Romanian Migrant Workers in the German Construction Industry: A Study Based on Social Classifications Theory

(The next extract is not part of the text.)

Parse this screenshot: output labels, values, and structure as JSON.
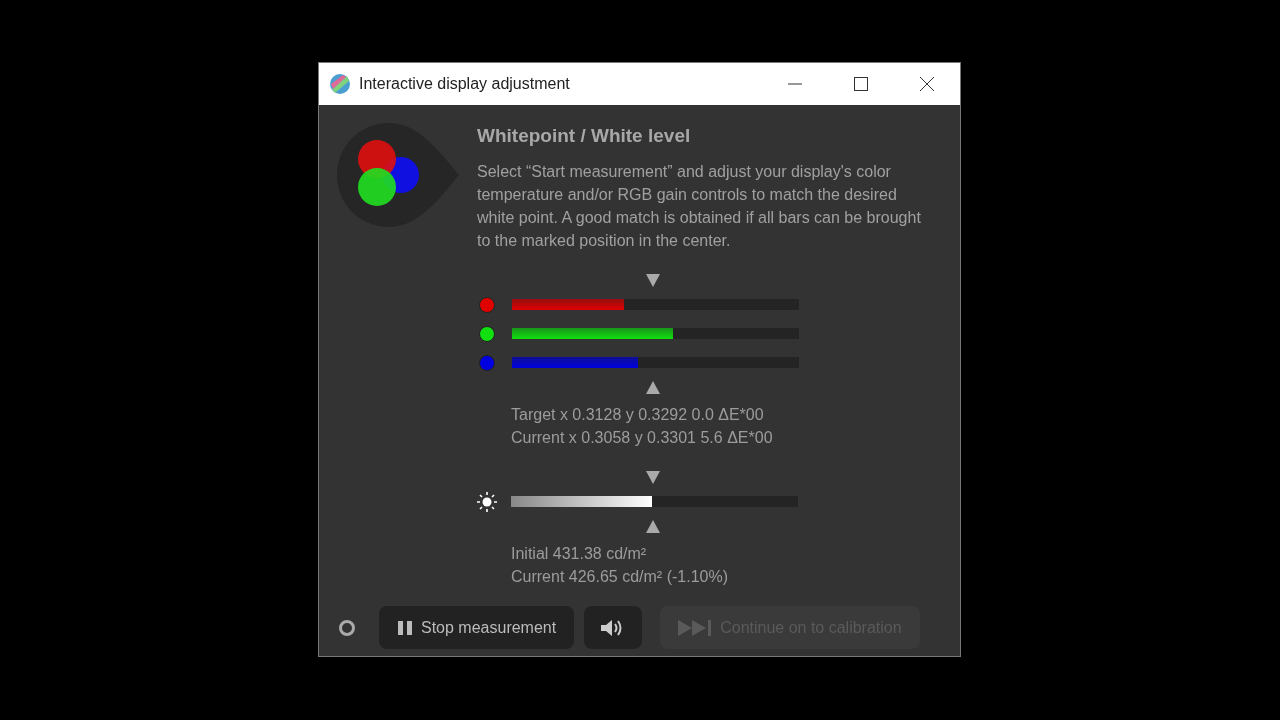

The German construction industry employs tens of thousands of migrant workers from Romania, one of the poorest countries in the European Union. They are, moreover, employed in highly precarious conditions that often fall short of minimum legal standards, and even pay is sometimes withheld. Accordingly, both the migrant workers in Germany and the wider Romanian public will sometimes refer to their work as ‘slave labour’. This empirically oriented research project examines why Romanian migrant workers are nonetheless prepared to enter such employment. Its aim is to explain their willingness to perform such work in Germany – work which would appear to be not wholly lacking in gratification. To this end, the research project will focus on a particular type of interpretation – that of social classifications – through which migrant workers perceive and evaluate the conditions in which they work. The semantics of such classifications, which are both cognitive and evaluative, is closely tied to the actors’ lived reality. Likewise, the approach pursued here focuses on patterns of classification embedded deeply within the cultural fabric and which in turn serve to pre-structure the actors’ interpretations, discourses and modes of action. This project is centred on four dimensions of the research question. It will examine how certain preconditions of migratory labour (1), e.g. recruitment networks or cultures of migration within Romania, are reflected in classifications and shape the willingness to engage in temporary labour in Germany. Drawing on the expectations migrant workers have of their work (2), the project will explicate the yardsticks they use, which have hitherto been little studied by the sociologies of labour or migration. The labour conflicts in which migrant workers find themselves (3) will then be examined to establish how these classifications impact on the course of conflicts in Germany. Finally, the focus will turn to the Romanian context (4) and the patterns and semantics of classification that encourage informal employment; this will then be related to the German context. The enquiry will proceed by multi-lingual, semi-narrative interviews with migrant workers and their families in Romania as well as by observation studies. In line with a multi-sited ethnographic approach, these will be conducted, e.g. in workers’ hostels and bars in Germany; the workers’ Romanian context of origin will be examined in the course of two field trips, each lasting several months. Sampling, evaluation, and theory development will take their bearings from the Grounded Theory method. The theory to be developed is intended to demonstrate the significance of and the power exercised by classifications in migratory labour. In so doing, the study will provide not only empirical findings, but also offer a conceptual contribution to sociologies of labour and classification.